The analysis in the Journal of Bone and Mineral Research noted that recent studies suggest that the nuclear factor-kappaB ligand (RANKL)/RANK system impacts muscle function and/or mass. For example, the pivotal placebo-controlled fracture trial of denosumab in women with postmenopausal osteoporosis found that treatment was associated with a lower incidence of non-fracture-related falls (P = 0.02).
The current ad hoc exploratory analysis pooled data from five denosumab studies to determine if there was consistency across studies in the reduction of fall incidence. The studies included women with postmenopausal osteoporosis and low bone mass, men with osteoporosis, women receiving adjuvant aromatase inhibitors for breast cancer, and men undergoing androgen deprivation therapy for prostate cancer.
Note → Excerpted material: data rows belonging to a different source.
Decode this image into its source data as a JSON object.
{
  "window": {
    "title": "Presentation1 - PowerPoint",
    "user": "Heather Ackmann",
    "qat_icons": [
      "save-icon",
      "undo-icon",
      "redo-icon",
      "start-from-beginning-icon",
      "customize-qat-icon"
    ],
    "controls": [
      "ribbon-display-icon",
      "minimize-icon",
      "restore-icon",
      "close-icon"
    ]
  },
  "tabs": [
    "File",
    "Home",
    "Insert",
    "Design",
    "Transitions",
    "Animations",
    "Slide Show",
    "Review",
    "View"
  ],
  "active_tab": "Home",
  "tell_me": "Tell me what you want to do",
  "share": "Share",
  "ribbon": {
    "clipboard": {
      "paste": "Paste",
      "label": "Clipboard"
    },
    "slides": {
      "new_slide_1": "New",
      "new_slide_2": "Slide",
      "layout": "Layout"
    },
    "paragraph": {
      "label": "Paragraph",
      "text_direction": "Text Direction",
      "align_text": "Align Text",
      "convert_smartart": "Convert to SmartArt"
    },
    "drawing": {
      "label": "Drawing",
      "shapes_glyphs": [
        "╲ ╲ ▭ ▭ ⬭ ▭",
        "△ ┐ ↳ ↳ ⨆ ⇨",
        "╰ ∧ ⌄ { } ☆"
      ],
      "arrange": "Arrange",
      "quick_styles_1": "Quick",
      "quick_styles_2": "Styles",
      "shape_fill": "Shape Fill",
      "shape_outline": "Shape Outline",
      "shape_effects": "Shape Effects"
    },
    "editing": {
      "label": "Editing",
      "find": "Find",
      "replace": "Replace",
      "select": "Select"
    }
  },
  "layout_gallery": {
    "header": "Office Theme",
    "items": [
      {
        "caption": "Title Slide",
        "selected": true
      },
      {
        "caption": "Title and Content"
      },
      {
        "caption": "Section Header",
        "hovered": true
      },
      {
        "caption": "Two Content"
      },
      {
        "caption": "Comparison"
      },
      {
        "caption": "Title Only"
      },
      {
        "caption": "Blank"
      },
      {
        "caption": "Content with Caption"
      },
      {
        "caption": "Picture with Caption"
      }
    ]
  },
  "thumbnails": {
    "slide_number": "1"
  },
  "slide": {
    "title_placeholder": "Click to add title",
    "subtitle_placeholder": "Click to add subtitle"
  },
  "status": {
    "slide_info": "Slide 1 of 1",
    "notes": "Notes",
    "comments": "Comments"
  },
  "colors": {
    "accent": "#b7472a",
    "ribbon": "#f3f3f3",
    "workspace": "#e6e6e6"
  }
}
The analysis was stratified by study and only included data from the placebo-controlled period of each study. A time-to-event analysis of first fall and exposure-adjusted subject incidence rates of falls was also calculated. Falls were reported and captured as adverse events.
The analysis comprised 10,036 individuals, of whom 16.9% were men. The mean age was roughly 72 years, and slightly less than 50% of patients had a prior fracture. Baseline characteristics were comparable for both sexes, with median vitamin D values approximately 21 ng/mL (53 nmol/L) in all subjects.
Calcium and vitamin D supplementation differed between the studies, but was applied equally to the denosumab and placebo groups.
“A fall was defined as a sudden, unintentional coming to rest on the ground, floor, or other lower level, regardless of whether an injury had occurred as a result,” the authors wrote.